As much as I love the interesting and modern cuisine that our top restaurants are serving these days there will always be a place in my heart for classic, French fine-dining. It’s where it all began for me at Gordon Ramsay’s flagship 3 Michelin star Royal Hospital Road restaurant in 2006.
So I was fairly excited to hear about 63 Degrees opening in Manchester promising “A taste of Paris brought to you by the Moreau family”. The Moreau family are Alexandre who moved to Manchester and then convinced his Dad and now head chef Eric and mother Florence to move from Paris to open the restaurant.
It’s located on Church street in the Northern Quarter, the place to be for cool restaurants it seems.
We arrived on a soggy, cold and wet Tuesday night and were welcomed by Florence. The place is small and intimate and very impressively designed with a classy and modern decor. It actually reminded me of the aforementioned Restaurant Gordon Ramsay.
We ordered a nice bottle of French wine and selected the 5 course tasting menu.
The first course arrived quite quickly, Tomato and Basil gaspacho.
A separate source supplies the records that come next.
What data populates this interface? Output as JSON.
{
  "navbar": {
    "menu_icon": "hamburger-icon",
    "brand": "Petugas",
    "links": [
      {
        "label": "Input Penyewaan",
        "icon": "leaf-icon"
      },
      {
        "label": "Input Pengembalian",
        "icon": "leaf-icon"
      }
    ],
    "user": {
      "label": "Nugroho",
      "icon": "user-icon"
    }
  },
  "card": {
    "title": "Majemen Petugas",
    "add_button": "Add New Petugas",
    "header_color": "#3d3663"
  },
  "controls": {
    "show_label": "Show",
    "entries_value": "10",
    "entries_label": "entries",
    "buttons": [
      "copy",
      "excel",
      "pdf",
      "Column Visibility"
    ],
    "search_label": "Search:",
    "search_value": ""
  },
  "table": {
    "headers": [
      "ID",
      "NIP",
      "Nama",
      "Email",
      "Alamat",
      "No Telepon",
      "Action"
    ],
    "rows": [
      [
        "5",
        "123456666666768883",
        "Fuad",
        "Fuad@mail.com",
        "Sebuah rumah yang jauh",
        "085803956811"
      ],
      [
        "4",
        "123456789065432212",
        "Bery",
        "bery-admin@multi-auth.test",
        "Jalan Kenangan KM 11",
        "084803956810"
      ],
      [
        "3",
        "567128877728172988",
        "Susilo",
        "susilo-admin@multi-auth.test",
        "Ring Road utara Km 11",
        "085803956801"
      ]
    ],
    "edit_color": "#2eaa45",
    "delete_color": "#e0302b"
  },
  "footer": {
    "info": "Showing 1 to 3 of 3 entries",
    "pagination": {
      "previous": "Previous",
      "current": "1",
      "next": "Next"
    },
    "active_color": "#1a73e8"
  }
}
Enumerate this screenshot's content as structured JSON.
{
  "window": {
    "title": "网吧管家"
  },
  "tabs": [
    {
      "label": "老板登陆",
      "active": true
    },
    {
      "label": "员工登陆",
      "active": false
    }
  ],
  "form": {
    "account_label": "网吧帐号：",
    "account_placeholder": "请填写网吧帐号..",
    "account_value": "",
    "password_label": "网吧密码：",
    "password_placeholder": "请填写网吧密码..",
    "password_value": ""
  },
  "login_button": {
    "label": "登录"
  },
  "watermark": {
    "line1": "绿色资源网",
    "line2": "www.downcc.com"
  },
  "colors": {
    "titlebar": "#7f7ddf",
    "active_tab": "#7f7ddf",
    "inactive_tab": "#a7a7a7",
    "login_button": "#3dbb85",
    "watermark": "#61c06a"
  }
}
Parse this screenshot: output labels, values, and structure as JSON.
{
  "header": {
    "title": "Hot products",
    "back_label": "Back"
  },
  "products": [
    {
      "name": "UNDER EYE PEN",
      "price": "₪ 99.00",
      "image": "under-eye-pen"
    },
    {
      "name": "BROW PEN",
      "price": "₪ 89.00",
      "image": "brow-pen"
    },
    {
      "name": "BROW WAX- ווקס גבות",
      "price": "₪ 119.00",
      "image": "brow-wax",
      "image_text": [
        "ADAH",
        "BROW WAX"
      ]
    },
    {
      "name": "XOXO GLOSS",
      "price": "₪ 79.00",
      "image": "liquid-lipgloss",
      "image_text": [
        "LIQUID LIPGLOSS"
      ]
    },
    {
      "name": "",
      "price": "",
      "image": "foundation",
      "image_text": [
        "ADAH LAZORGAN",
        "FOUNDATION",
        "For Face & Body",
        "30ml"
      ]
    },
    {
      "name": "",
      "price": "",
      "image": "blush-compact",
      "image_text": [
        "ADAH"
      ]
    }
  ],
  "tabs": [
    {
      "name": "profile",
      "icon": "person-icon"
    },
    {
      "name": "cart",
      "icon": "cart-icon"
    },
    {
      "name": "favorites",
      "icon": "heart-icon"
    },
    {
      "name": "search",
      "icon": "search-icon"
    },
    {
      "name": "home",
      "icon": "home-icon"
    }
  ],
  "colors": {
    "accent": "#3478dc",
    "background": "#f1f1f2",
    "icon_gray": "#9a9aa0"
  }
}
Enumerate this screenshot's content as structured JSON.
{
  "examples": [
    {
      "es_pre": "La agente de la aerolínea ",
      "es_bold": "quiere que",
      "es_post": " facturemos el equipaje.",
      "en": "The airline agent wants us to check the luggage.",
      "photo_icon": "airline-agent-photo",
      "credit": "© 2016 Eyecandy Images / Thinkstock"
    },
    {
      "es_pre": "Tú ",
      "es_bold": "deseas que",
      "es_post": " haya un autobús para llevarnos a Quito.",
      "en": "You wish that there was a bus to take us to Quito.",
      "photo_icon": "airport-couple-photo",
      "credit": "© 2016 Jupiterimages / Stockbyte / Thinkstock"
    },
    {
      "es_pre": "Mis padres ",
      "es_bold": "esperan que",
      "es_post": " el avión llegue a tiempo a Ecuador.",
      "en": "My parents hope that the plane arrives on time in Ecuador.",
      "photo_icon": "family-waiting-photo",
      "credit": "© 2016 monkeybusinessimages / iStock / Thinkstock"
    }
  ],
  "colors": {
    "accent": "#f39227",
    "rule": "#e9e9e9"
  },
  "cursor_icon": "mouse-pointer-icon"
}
It looked nice and tasted good, silky smooth and bursting with rice tomato and basil flavours and topped with an edible flower. I’m sure I would have enjoyed it much more on a hot summers day and would have preferred a warm soup but I suppose I can’t hold them responsible for the weather!
The next course took almost 30 minutes to arrive and by that time we were absolutely starving. The long wait was made worse by the fact that we weren’t offered any bread which I thought was odd. Most restaurants of this standard would offer complimentary bread but personally I would have been more than happy to pay for it if it was a cost issue.
When it did finally arrive it looked pretty but very small, it was French classic ‘Escargots en persillade’ – Snails in parsley butter, served with potatoes and a few young leaves. The snails were delicious, juicy and buttery with loads of garlic but there was only 3 of them and the whole dish was gone in seconds. We were still starving.
The fish course of ‘Pan-fried sea bream, orzo risotto with vegetables’ was slow to arrive as well but much better in terms of size. A decent sized piece of fish with a substantial mound of orzo risotto. An orzo risotto isn’t really a risotto as orzo is actually a tiny pasta shaped like rice grains.
The fish was fantastic, amazingly crispy skin with beautifully soft and moist flesh. The ‘risotto’ was nice but I think I prefer a traditional rice risotto, the courgette running through it added an interesting dimension. The star of the dish was by far the sauce though, a veal reduction that was out of this world. So deep and meaty it worked perfectly with the fish but there was nowhere near enough of it. There was only enough to go with 2 or 3 mouthfuls of the fish and risotto, meaning the second half of the dish were not even nearly as good as the first. Such a shame.
Hunger levels were starting to rise again as we had another 15+ minute wait between courses. Our main meat course was the restaurants signature dish ’63° chicken breast’.
Again I had a problem with the portion size, the chicken was really small, the menu said ‘roasted cherry tomatoes’, plural but we received only one.
It did deliver on taste though, the chicken was cooked well, the dauphinois were tasty but slightly drier than I expected. I’m not sure if they were supposed to be creamy or not but I thought they should be and they weren’t. As with the fish dish the star was the sauce, a really rich and creamy morel mushroom sauce that was a brilliant accompaniment for the chicken and the slightly dry potatoes. Unfortunately just like the fish dish there wasn’t enough of this one either. The single whole morel mushroom with the sauce was delicious too and a few more would have been appreciated too.
By the time the final course arrived we had been in the restaurant for almost 2 hours which is far too long for 5 small courses on a quiet Tuesday evening. There was really no reason we should have waited so long for the dessert as it was so simple. ‘Lemon Cream’ was literally just that, a Martini glass filled with lemony flavoured cream and topped with 3 raspberries. Not the most exciting dessert but it was nice enough, very refreshing, smooth, thick good quality cream with a great balance of sweetness and lemon sharpness. Like most of the dishes it felt like it was meant for a summers day.
Although it may not sounds like it I did mostly enjoy my time at 63 Degrees, the food is generally high standard as I expected knowing that the head chef Eric has previously worked for two-starred Michelin chefs in Paris. Service was only let down by the huge wait between courses, Florence was charming and another waiter very friendly too. My biggest problem was the portion sizes and lack of bread, the tasting menu is quite low in price but that doesn’t necessarily mean it’s good value because I just don’t think it’s enough food. I’d much rather have paid more for bigger portions. Dishes of that size belong on a 9+ course tasting menu, not a 5 course.
I may decide to revisit to try the regular menu as I’m sure 63 Degrees has the potential to be a really good restaurant.
Date Of Visit: 25.09.12Follow @FoodGeekUK